What Is Justice?
Jeffrey Skilling, former CEO of Enron, will be sentenced today.
Mr. Skilling, 52, a former Enron chief executive, will stand in federal court here on Monday and receive a sentence that many expect will keep him in prison for the rest of his life. Most legal experts are betting that United States District Judge Simeon T. Lake III will give Mr. Skilling a sentence of at least 25 years for his role in heading a conspiracy to defraud Enron investorsI have to admit, I blanched at this statement. "For the rest of his life"? . . . that's a long time!
But remember the facts of the case. Not only Wall Street, but Enron's own employees were the victims of this fraud -- most of whom saw their entire retirement plans wiped out. Skillings' profits came straight out of his employees pockets, and that's robbery!
White collar crime hasn't been punished this severely in the past. Life sentences are reserved for the drug dealers, purse snatchers, and repeat-offender petty criminals. Of course our punishment system is racist, and it's good to see the tables turned for once.
Still, something bothers me, here. While Skilling takes the heat, Ken Lay got off scot-free, by dying and having his case dismissed. Andrew Fastow, who ratted on the rest, plea-bargained for six years in prison. The NY Times article itself, by giving a lot of space to Skilling's personal life over the last six months, seems to be subtly suggesting the old approach of mercy in the case of white collar crime.
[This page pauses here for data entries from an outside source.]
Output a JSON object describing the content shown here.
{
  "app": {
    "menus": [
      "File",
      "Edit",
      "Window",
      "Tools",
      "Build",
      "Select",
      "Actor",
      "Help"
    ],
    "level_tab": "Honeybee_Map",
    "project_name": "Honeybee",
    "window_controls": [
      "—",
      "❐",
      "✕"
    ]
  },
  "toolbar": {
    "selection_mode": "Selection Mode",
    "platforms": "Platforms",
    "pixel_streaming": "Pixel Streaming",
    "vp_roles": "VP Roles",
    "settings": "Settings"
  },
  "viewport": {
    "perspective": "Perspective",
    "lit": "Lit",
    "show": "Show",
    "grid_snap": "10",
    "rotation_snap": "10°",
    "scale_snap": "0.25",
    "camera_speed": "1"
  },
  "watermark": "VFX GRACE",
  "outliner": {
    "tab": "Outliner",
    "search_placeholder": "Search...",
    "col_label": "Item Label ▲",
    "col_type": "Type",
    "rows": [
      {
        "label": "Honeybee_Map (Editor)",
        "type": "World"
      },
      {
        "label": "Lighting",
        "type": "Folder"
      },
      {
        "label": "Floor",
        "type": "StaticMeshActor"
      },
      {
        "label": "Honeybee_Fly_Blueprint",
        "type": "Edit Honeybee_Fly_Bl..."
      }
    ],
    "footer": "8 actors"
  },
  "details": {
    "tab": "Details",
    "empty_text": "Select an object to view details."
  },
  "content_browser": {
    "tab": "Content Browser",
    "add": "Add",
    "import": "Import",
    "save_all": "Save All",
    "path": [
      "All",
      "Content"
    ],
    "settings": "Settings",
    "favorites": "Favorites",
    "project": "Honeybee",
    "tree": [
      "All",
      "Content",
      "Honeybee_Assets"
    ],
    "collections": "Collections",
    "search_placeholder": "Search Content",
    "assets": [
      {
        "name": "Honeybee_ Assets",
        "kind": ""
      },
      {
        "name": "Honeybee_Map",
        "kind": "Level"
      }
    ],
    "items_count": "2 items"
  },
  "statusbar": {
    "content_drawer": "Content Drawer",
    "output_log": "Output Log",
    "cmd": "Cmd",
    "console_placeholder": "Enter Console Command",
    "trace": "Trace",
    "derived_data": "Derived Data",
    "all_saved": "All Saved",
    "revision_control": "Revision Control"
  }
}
And outrageous as the Enron case really is, how does it compare to the crime of lying the nation into war? If 25 years is suitable punishment for defrauding investors of half a billion dollars, what is the punishment for defrauding a nation of half a trillion? What is the punishment for murder?